Decades-Old Joliet Church Forced to Pay $300,000 to SEC for Donor's Ponzi SchemeSource: Google Street View

The congregation of Messiah Lutheran Church in Joliet, Illinois, finds itself forced to quickly raise $300,000 after being ordered to return donations connected to a fraudulent local businessman. The church, which has served its community for over 120 years, now faces potential closure if it cannot meet the deadline set by the Securities and Exchange Commission (SEC).

According to CBS News, the church received more than $780,000 in donations over ten years from a local business accused of fraudulent practices. The business was part of a Ponzi scheme orchestrated by its founder, Kenneth Courtright, who was later convicted of wire fraud. In January 2021, the SEC's receiver filed a federal lawsuit against the church, seeking the return of those donations.

In August 2023, a court ordered Messiah Lutheran Church to pay $487,000 within three months. The church has already managed to pay $187,000 from its reserves, but needs to raise the additional $300,000 by November 15; failure to do so will result in a penalty of another $100,000, as reported by ABC 7 Chicago.

Pastor Kurt Hoover spoke to WGN-TV about the church’s financial struggle, saying, “As a church, you don’t have much of a reserve fund. You’re really spending as much as you can every year on your ministry.” Despite having done nothing wrong, Messiah Lutheran Church now faces the immense challenge of raising enough funds to avoid potential closure.

Although the donations made over a decade ago have already been used for salaries, ministry, and daily operations, the church is still required to quickly return them due to the fraudulent nature of their source business. To help raise the required funds, the church has reached out to its community, asking for donations and prayers, and already managed to raise about $30,000, per WGN-TV.

Church Council President Brian Wielbik told ABC 7 Chicago that the law does not offer protection to them in cases like this. “They don’t care if the building sits vacant. They don’t care about our ministry. They don’t care about our church members,” he said.

To keep its doors open and continue serving the community, Messiah Lutheran Church held a meeting this Wednesday September 6th, to inform community members about its financial predicament.

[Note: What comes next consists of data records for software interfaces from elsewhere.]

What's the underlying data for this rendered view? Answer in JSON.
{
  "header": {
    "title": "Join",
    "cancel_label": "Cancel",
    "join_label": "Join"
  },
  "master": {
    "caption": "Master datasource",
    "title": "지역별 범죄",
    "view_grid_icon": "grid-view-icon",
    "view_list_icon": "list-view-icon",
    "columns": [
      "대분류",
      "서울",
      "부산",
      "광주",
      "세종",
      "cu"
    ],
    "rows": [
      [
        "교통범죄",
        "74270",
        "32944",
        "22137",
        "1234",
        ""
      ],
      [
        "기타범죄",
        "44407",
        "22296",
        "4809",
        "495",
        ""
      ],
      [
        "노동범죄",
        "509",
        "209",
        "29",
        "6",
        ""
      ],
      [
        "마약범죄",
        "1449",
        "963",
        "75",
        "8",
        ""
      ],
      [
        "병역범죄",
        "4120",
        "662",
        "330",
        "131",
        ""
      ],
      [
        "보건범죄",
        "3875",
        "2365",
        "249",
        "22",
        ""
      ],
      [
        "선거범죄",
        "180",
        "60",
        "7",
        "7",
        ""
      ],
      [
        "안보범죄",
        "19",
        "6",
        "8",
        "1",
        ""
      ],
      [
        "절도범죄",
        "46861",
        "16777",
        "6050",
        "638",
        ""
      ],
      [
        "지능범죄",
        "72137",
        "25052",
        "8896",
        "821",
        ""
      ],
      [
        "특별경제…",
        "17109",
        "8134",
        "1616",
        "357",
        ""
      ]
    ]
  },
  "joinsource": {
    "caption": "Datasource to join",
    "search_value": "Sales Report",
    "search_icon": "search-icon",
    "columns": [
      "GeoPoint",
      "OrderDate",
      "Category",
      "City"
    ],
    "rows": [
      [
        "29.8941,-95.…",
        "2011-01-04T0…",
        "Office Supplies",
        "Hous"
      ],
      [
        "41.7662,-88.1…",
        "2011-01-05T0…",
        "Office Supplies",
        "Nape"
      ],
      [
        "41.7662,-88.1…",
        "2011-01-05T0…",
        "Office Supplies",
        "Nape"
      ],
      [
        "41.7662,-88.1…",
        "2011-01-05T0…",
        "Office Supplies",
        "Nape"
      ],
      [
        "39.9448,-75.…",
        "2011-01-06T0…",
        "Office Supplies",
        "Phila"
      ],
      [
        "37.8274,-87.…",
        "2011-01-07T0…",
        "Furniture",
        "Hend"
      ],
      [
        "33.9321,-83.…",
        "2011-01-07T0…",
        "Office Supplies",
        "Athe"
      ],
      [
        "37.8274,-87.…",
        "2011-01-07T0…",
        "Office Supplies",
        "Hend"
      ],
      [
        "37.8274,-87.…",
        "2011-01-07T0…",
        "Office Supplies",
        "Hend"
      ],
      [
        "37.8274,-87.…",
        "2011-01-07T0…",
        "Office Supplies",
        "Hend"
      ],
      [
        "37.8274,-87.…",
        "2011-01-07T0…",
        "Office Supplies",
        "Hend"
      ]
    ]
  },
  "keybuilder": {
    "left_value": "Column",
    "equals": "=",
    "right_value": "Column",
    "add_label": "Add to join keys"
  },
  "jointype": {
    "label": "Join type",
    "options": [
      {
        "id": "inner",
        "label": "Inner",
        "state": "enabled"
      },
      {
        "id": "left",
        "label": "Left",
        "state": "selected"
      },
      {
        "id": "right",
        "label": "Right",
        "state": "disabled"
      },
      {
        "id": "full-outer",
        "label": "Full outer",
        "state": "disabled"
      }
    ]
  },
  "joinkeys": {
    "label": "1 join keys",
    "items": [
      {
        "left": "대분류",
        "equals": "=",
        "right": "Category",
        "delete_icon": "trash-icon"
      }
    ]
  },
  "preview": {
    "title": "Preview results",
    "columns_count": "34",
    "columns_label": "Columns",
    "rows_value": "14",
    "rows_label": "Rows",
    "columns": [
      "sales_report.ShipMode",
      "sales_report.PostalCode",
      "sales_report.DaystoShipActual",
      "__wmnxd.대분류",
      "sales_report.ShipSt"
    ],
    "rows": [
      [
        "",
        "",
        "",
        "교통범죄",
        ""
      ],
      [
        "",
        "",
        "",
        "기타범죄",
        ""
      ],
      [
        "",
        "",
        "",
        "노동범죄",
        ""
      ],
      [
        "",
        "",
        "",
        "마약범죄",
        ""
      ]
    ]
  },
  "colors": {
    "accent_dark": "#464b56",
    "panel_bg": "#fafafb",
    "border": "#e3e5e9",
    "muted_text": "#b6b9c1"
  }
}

Those willing to support the church and donate can visit their website at